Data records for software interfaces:
========================
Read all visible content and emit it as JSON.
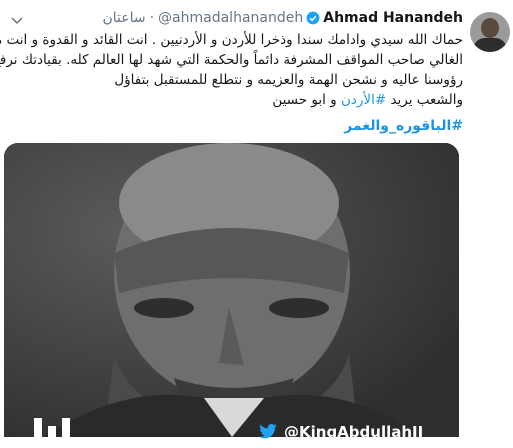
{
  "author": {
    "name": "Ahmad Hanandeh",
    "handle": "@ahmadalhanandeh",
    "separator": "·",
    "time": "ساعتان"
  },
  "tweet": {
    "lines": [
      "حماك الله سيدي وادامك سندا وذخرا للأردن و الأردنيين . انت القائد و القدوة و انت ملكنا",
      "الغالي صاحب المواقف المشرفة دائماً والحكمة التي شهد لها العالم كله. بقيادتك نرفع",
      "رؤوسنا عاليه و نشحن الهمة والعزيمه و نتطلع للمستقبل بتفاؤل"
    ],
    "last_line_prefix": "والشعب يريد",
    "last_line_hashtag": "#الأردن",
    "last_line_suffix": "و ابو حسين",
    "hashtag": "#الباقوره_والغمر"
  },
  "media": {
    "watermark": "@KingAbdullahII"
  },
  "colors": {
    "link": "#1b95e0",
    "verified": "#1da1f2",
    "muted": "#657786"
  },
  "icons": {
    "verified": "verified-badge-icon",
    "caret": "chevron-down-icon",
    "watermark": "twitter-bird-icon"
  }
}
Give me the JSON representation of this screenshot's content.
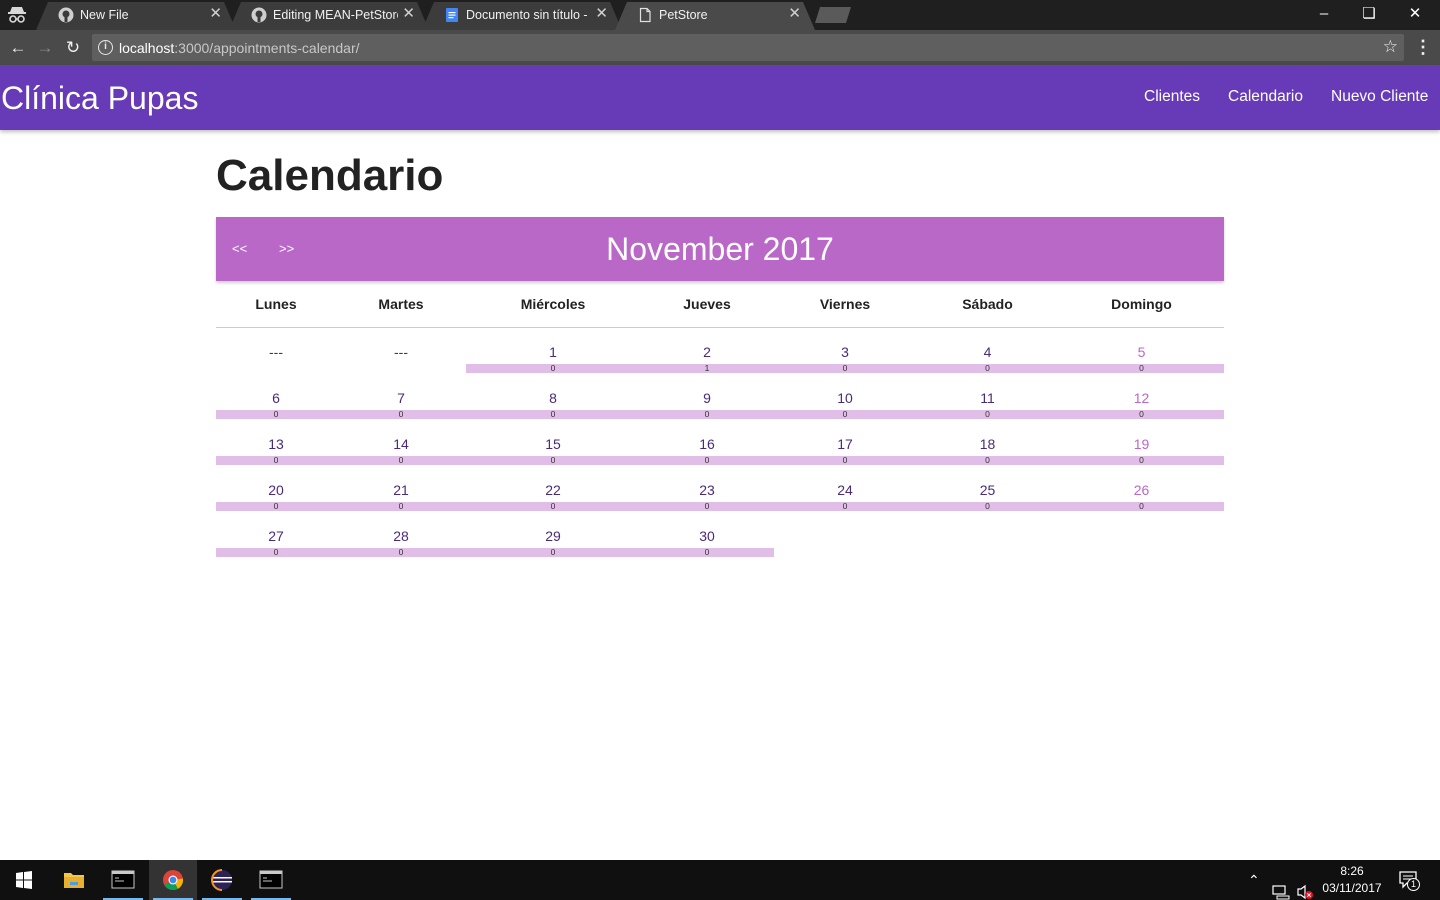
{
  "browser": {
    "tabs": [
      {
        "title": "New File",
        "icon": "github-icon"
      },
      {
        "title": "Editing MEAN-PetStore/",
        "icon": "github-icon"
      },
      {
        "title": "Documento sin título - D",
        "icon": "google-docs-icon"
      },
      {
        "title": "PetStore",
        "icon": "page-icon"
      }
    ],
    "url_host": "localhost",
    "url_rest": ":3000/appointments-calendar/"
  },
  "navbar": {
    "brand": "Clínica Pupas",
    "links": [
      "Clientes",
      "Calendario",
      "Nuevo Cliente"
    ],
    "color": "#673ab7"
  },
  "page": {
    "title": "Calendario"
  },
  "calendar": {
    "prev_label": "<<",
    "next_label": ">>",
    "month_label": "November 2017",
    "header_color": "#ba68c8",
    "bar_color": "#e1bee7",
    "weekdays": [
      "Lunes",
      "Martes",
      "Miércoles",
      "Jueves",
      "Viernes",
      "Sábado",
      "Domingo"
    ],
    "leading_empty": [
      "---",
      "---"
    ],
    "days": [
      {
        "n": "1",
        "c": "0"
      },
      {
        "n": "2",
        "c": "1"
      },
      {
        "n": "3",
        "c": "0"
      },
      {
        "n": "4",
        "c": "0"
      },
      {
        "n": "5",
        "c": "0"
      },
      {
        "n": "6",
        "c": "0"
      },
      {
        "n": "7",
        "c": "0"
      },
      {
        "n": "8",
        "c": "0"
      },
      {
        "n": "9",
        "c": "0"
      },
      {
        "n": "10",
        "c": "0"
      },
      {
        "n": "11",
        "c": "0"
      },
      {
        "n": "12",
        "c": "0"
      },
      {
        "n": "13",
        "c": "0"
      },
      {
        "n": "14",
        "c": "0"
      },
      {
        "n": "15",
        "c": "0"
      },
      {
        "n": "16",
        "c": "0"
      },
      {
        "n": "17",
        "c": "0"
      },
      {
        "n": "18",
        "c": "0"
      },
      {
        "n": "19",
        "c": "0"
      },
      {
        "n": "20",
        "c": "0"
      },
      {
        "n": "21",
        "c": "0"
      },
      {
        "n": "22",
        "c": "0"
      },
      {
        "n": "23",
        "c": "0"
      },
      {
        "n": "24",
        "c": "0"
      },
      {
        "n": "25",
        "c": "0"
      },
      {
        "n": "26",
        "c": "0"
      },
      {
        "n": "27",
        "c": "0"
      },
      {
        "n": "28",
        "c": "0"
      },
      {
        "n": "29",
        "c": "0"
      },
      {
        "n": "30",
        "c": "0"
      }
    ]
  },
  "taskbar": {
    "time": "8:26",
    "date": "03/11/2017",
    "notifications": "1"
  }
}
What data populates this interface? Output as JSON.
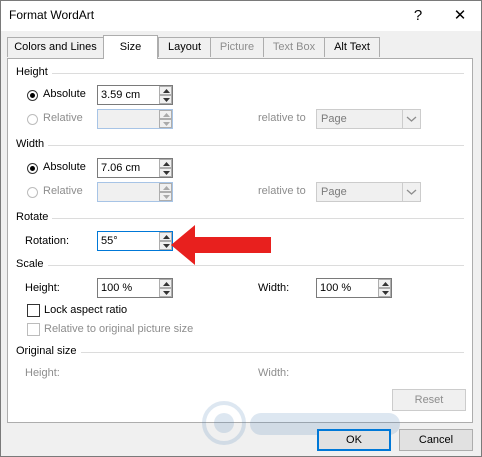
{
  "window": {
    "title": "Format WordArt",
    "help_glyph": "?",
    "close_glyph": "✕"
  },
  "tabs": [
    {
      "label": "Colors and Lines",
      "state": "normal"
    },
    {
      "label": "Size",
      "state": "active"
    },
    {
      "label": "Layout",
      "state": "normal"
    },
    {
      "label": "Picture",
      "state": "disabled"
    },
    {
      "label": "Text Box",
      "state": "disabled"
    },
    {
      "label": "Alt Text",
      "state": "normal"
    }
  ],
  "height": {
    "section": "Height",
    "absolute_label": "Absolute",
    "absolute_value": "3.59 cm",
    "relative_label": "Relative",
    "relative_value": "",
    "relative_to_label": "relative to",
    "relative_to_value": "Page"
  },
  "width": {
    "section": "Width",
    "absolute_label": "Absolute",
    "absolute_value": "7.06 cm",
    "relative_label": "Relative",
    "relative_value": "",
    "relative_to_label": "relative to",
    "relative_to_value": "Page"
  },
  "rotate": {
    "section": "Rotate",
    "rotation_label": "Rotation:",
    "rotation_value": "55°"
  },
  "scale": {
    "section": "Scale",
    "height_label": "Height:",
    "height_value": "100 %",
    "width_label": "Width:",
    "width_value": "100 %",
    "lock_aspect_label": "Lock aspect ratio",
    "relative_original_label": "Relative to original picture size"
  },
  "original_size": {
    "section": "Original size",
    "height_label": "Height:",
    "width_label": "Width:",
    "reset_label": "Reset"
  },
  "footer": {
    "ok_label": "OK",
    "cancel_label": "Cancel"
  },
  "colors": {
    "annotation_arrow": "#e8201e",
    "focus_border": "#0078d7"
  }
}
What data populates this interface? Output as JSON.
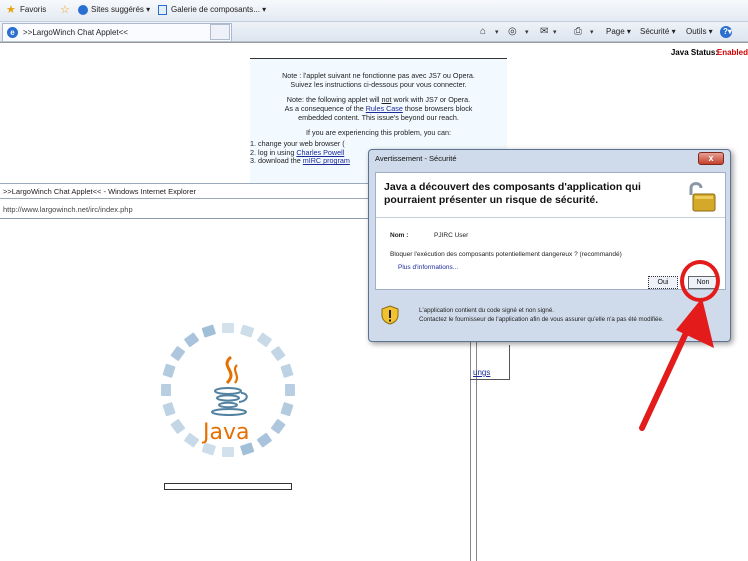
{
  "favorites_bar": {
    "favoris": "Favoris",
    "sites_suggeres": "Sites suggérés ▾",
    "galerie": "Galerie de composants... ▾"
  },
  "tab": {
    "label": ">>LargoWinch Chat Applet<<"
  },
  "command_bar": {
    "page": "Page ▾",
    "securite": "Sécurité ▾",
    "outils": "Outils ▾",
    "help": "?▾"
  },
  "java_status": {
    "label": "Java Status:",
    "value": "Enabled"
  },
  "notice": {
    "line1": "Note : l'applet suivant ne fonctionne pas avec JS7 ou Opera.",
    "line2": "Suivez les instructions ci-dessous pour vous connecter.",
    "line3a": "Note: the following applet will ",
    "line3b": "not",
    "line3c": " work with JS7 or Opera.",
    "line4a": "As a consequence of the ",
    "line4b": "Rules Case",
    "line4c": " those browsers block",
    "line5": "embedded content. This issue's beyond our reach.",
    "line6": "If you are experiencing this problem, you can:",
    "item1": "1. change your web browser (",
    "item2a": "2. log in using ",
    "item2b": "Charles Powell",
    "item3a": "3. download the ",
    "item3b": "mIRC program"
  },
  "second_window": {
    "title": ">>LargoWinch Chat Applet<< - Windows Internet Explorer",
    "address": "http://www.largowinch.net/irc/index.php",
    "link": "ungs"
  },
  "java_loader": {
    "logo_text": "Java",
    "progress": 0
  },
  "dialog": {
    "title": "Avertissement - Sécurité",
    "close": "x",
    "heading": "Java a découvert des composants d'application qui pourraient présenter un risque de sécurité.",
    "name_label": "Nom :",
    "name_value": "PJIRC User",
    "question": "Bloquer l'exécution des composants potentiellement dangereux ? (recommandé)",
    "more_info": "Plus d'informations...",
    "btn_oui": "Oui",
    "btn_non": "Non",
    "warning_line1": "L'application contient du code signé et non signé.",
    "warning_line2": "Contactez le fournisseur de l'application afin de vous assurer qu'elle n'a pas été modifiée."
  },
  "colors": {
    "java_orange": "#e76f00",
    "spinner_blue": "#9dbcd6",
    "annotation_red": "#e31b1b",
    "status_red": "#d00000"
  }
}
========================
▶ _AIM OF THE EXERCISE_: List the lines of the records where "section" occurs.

▶ _RESULT OF THIS TASK_:
    "section": "Height",
    "section": "Width",
    "section": "Rotate",
    "section": "Scale",
    "section": "Original size",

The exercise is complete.